I also believe we should not burden families and business with high taxes. Taxes should be considered sacred and only be used for essential items like infrastructure and protecting the rights of citizens. When there are leftover tax revenues, it should be given back to the people in tax rebates.
What are the greatest challenges facing Idahoans?
Drollinger: I think one of the biggest challenges facing Idahoans is the huge growth we have been experiencing in the last few years. Our challenge will be how we respond to that growth. Growth is great but ensuring you don’t lose the principles that make people want to move to Idaho, less government regulation, less taxes, and focus on things that matter like family and the education they receive at our schools.
Weber: Keeping pace with infrastructure and other services for one of the fastest growing states in the nation.
How will you best represent the views of your constituents – even those with differing political views?
Weber: Listening and communicating with both sides on issues and then making the best decision for all of Idaho.
Drollinger: Eighty percent of voters in the last election voted republican in Madison County. I would represent most of those constituents that live here in Madison County.

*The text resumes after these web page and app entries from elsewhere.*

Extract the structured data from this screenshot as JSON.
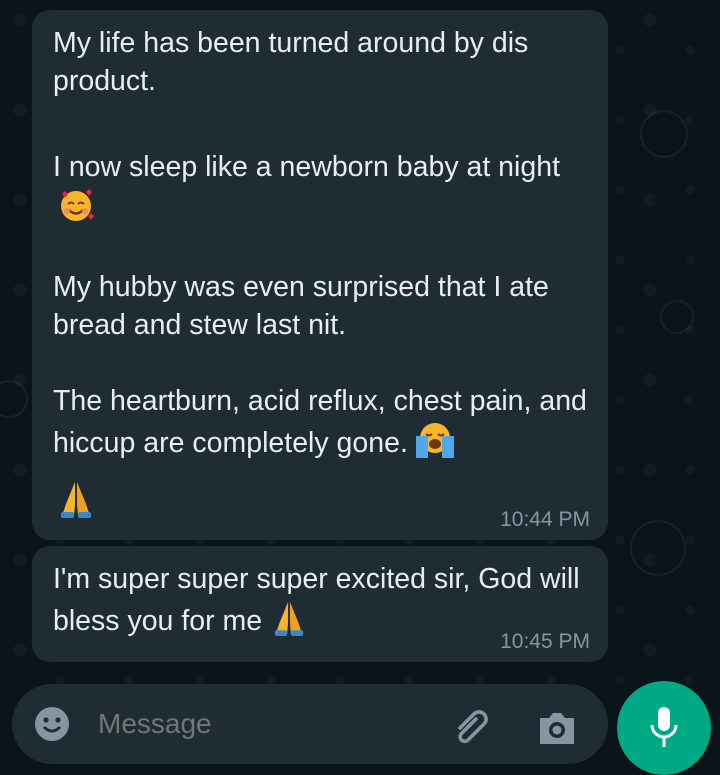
{
  "messages": [
    {
      "paragraphs": [
        "My life has been turned around by dis product.",
        "I now sleep like a newborn baby at night",
        "My hubby was even surprised that I ate bread and stew last nit.",
        "The heartburn, acid reflux, chest pain, and hiccup are completely gone."
      ],
      "emojis": [
        "smiling-face-with-hearts",
        "loudly-crying-face",
        "folded-hands"
      ],
      "time": "10:44 PM"
    },
    {
      "text": "I'm super super super excited sir, God will bless you for me",
      "emojis": [
        "folded-hands"
      ],
      "time": "10:45 PM"
    }
  ],
  "composer": {
    "placeholder": "Message",
    "icons": [
      "emoji-icon",
      "attach-icon",
      "camera-icon"
    ]
  },
  "mic_icon": "mic-icon",
  "colors": {
    "background": "#0b141a",
    "bubble": "#202c33",
    "text": "#e9edef",
    "meta": "#8696a0",
    "accent": "#00a884"
  }
}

I would not legislate from a party perspective. My principles will guide my legislation. I am always willing to have discussions with those on the other side and see where we can meet in the middle without compromising my principles.
What role do lobbying entities play in the decision-making of Idaho legislators?
Drollinger: I know there is some influence in Boise when it comes to lobbyists. That would not change what my mission would be when I arrive there. My mission is to represent Madison County and vote for their interest.
Lobbyists will not deter me from accomplishing that mission. If those lobbyists agree with my mission, then I would be willing to work with them, but I would let them know I will never vote against what I believe is right.
Weber: Lobbyists play a critical role in providing key information on issues. It’s important for legislators to study it out for themselves, fact-checking and using all resources available when making decisions.
How can you encourage compromise, debate, and a bipartisan approach to introducing new legislation in Idaho?
Weber: I believe building relationships of trust is essential in working legislation. Listening, patience and hard work are key components.
Drollinger: I will always welcome debate during the legislative process, and I believe that is where the different views will come out and help with that bipartisan approach that should be involved during the process.
If I were to represent Madison County, I would be going there for their interest, and I would not bend my principles just to get along in Boise. I would always be open to others’ views and my mind could be changed as long it doesn’t go against my principles.
What parts of Idaho government could benefit from additional state funding? What part of Idaho government could be improved with financial cutbacks?
Drollinger: Idaho has received a lot of money from new arrivals to the state in the last two years. So much that we have had a huge surplus the last two years.
I believe we must find those things to fund that help protects the rights of Idahoans and help with the proper roles of government and then give the money back to the taxpayers.
Weber: Funding projects dealing with infrastructure, building a firm foundation for Idaho’s future. Water, Transportation, education, Broadband, Park and Rec, etc. Being fiscally conservative with Idahoans hard-earned tax dollar.